organization
publishing date
type
Contribution to journal
publication status
published
subject
in
Journal of Internal Medicine1989-01-01+01:00
volume
250
issue
2
pages
105 - 120
publisher
Wiley-Blackwell Publishing Ltd
external identifiers
  • pmid:11489060
  • scopus:0034825009
ISSN
1365-2796
DOI
10.1046/j.1365-2796.2001.00864.x
language
English
LU publication?
yes
id
96050caf-276b-4ec7-bdfc-43367f548bae (old id 1122540)
date added to LUP
2008-04-30 08:18:26
date last changed
2018-05-29 09:48:43
@article{96050caf-276b-4ec7-bdfc-43367f548bae,
  abstract     = {The first unifying definition for the metabolic syndrome was proposed by WHO in 1998. In accordance to this, patients with type 2 diabetes mellitus or impaired glucose tolerance have the syndrome if they fulfil two of the criteria: hypertension, dyslipidaemia, obesity/abdominal obesity and microalbuminuria. Persons with normal glucose tolerance (NGT) should also be insulin resistant. About 40% of persons with impaired glucose tolerance (IGT) and 70% of patients with type 2 diabetes have features of the syndrome. Importantly, presence of the dysmetabolic syndrome is associated with reduced survival, particularly because of increased cardiovascular mortality. The dysmetabolic syndrome most likely results from interplay between several genes and an affluent environment. Compatible with the thrifty gene theory, common variants in genes regulating lipolysis, thermogenesis and glucose uptake in skeletal muscle account for a large part of such thrifty genes. However, hitherto unknown genes may still be identified by random gene approaches.},

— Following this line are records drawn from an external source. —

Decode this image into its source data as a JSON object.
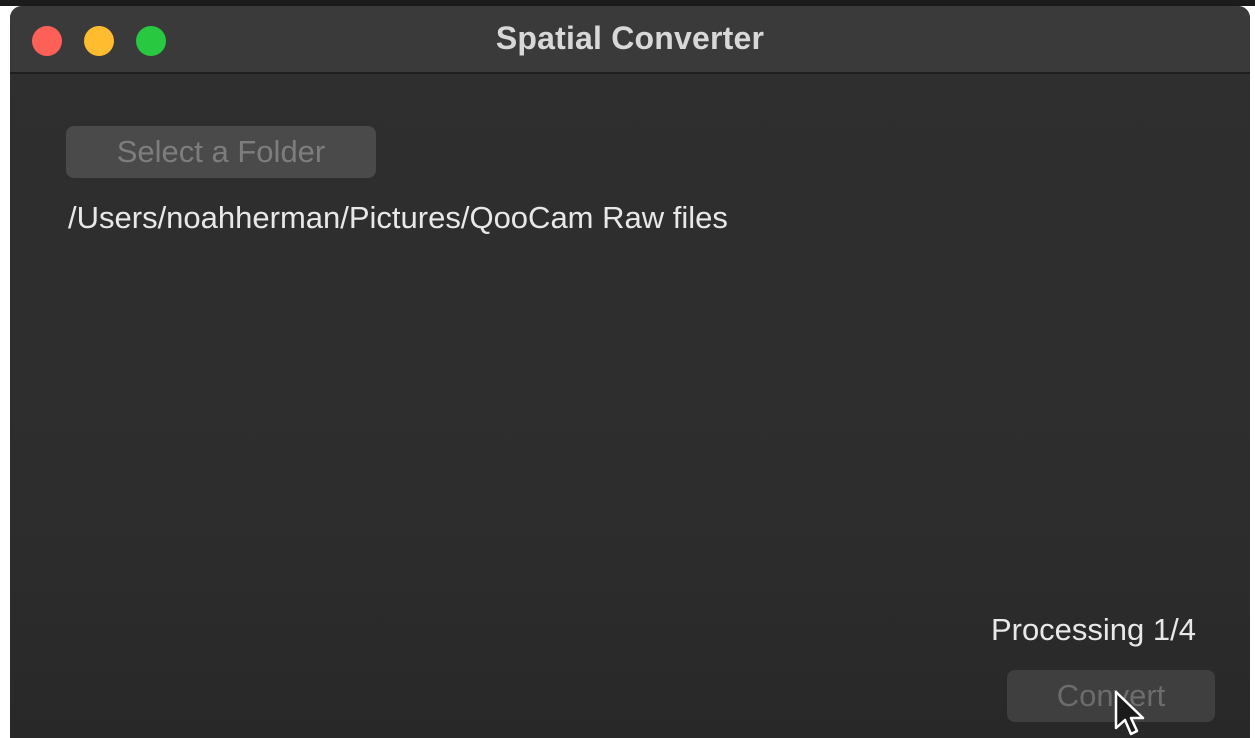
{
  "window": {
    "title": "Spatial Converter"
  },
  "controls": {
    "select_folder_label": "Select a Folder",
    "selected_path": "/Users/noahherman/Pictures/QooCam Raw files",
    "status_text": "Processing 1/4",
    "convert_label": "Convert"
  },
  "colors": {
    "close": "#fe5f57",
    "minimize": "#febc2e",
    "zoom": "#28c840",
    "window_bg": "#2d2d2d",
    "text": "#e8e8e8"
  },
  "icons": {
    "cursor": "mouse-pointer-icon"
  }
}
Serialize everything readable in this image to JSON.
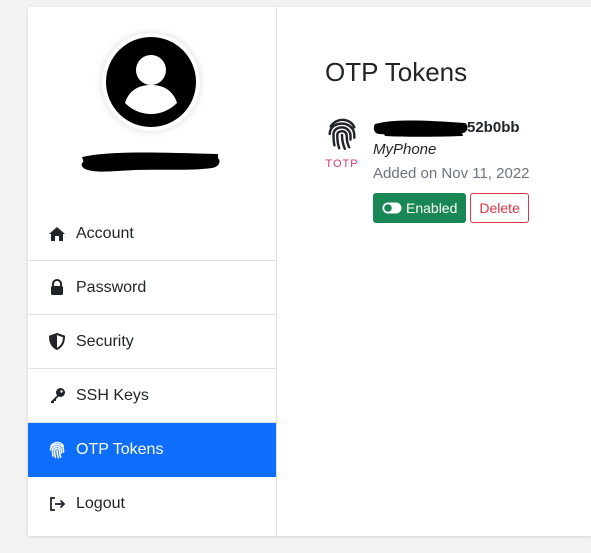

  author       = {Groop, Leif and Orho-Melander, Marju},
  issn         = {1365-2796},
  language     = {eng},
  number       = {2},
  pages        = {105--120},
  publisher    = {Wiley-Blackwell Publishing Ltd},
  series       = {Journal of Internal Medicine1989-01-01+01:00},
  title        = {The dysmetabolic syndrome},
  url          = {http://dx.doi.org/10.1046/j.1365-2796.2001.00864.x},
  volume       = {250},
  year         = {2001},
}